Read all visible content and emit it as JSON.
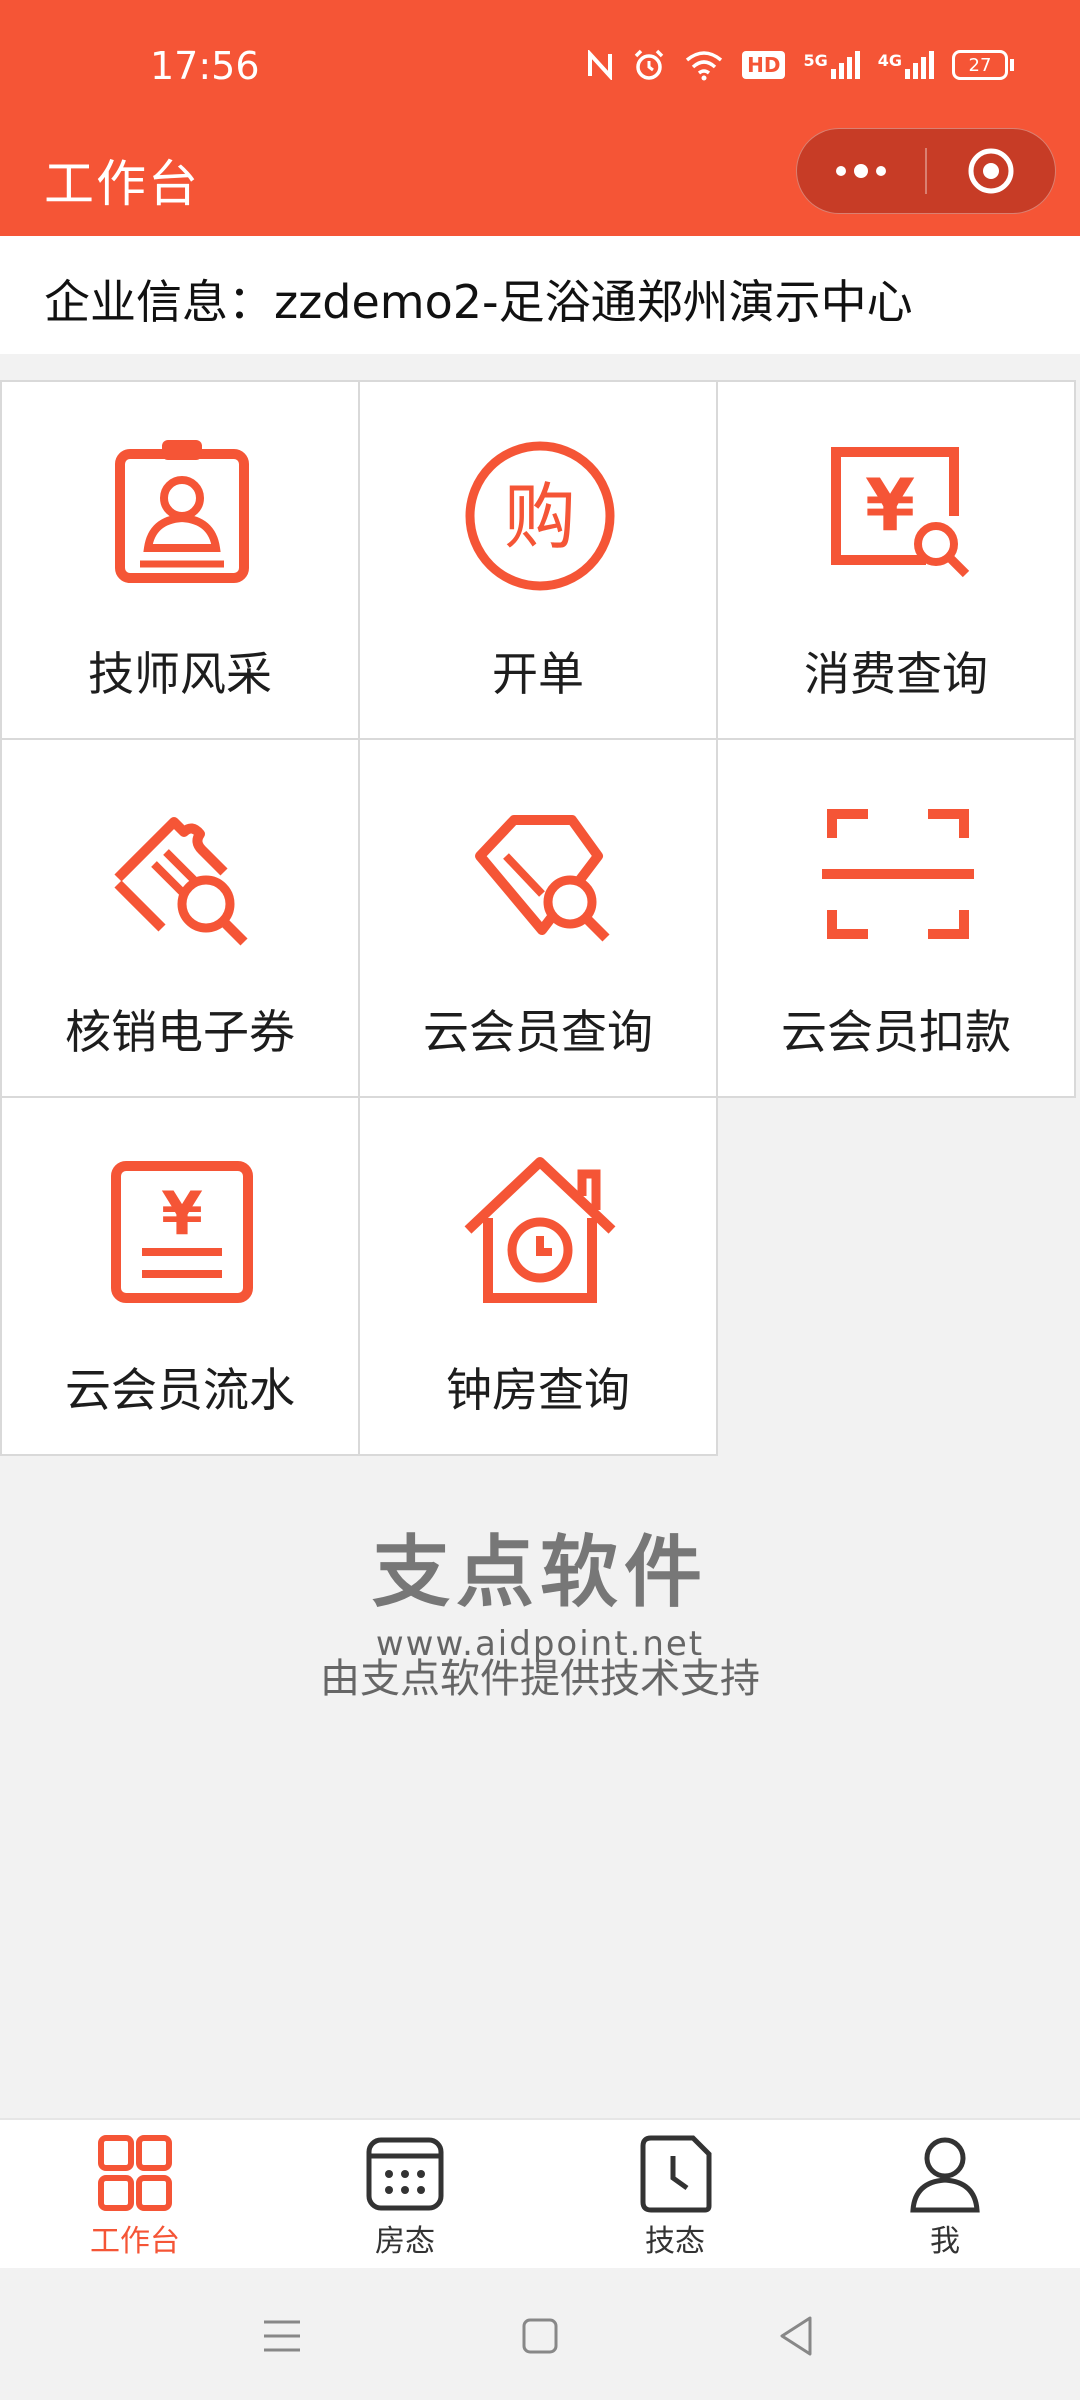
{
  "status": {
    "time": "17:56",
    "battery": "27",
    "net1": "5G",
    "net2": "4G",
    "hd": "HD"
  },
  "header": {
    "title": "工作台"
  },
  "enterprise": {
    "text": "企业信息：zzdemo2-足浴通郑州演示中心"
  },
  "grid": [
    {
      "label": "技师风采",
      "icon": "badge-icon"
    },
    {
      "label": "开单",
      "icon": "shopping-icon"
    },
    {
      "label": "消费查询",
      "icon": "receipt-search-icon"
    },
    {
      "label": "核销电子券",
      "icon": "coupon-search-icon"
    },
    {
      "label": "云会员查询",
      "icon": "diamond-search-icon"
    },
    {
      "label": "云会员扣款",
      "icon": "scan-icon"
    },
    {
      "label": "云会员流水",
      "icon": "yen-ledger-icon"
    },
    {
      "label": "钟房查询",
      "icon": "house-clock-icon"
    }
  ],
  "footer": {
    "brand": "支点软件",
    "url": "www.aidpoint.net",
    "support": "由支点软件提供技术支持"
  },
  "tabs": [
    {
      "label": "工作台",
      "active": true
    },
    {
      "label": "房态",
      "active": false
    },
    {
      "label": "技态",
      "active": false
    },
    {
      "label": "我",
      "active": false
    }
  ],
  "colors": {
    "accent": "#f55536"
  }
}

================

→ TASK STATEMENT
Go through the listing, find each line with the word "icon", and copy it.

→ OUTPUT FOR THIS TASK
      "icon": "badge-icon"
      "icon": "shopping-icon"
      "icon": "receipt-search-icon"
      "icon": "coupon-search-icon"
      "icon": "diamond-search-icon"
      "icon": "scan-icon"
      "icon": "yen-ledger-icon"
      "icon": "house-clock-icon"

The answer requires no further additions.